::: Information supplied

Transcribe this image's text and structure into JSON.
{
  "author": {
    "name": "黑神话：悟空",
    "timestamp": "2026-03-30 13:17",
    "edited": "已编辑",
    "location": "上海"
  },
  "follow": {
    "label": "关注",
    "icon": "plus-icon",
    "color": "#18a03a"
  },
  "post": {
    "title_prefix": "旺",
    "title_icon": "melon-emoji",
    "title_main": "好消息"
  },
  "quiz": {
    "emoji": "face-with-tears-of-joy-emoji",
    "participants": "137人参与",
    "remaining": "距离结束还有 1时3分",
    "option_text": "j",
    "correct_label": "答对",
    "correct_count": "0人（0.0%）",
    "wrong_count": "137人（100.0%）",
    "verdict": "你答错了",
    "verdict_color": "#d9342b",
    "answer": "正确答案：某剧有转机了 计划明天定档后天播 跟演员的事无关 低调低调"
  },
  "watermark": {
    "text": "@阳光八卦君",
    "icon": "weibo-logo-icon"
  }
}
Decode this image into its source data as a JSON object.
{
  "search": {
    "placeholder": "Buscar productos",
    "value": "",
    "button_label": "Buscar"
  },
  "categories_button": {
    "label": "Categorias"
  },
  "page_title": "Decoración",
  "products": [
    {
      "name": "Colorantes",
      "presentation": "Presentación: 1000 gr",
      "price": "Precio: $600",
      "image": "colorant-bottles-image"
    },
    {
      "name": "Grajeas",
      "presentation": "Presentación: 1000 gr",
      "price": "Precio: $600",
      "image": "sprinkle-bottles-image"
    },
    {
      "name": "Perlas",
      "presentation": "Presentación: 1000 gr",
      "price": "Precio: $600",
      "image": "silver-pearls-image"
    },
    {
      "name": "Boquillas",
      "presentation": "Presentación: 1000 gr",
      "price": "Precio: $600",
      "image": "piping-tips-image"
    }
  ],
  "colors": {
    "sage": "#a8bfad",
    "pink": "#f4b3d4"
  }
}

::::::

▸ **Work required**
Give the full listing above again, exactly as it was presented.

▸ **Answer area**
Transcribe this image's text and structure into JSON.
{
  "author": {
    "name": "黑神话：悟空",
    "timestamp": "2026-03-30 13:17",
    "edited": "已编辑",
    "location": "上海"
  },
  "follow": {
    "label": "关注",
    "icon": "plus-icon",
    "color": "#18a03a"
  },
  "post": {
    "title_prefix": "旺",
    "title_icon": "melon-emoji",
    "title_main": "好消息"
  },
  "quiz": {
    "emoji": "face-with-tears-of-joy-emoji",
    "participants": "137人参与",
    "remaining": "距离结束还有 1时3分",
    "option_text": "j",
    "correct_label": "答对",
    "correct_count": "0人（0.0%）",
    "wrong_count": "137人（100.0%）",
    "verdict": "你答错了",
    "verdict_color": "#d9342b",
    "answer": "正确答案：某剧有转机了 计划明天定档后天播 跟演员的事无关 低调低调"
  },
  "watermark": {
    "text": "@阳光八卦君",
    "icon": "weibo-logo-icon"
  }
}
Decode this image into its source data as a JSON object.
{
  "search": {
    "placeholder": "Buscar productos",
    "value": "",
    "button_label": "Buscar"
  },
  "categories_button": {
    "label": "Categorias"
  },
  "page_title": "Decoración",
  "products": [
    {
      "name": "Colorantes",
      "presentation": "Presentación: 1000 gr",
      "price": "Precio: $600",
      "image": "colorant-bottles-image"
    },
    {
      "name": "Grajeas",
      "presentation": "Presentación: 1000 gr",
      "price": "Precio: $600",
      "image": "sprinkle-bottles-image"
    },
    {
      "name": "Perlas",
      "presentation": "Presentación: 1000 gr",
      "price": "Precio: $600",
      "image": "silver-pearls-image"
    },
    {
      "name": "Boquillas",
      "presentation": "Presentación: 1000 gr",
      "price": "Precio: $600",
      "image": "piping-tips-image"
    }
  ],
  "colors": {
    "sage": "#a8bfad",
    "pink": "#f4b3d4"
  }
}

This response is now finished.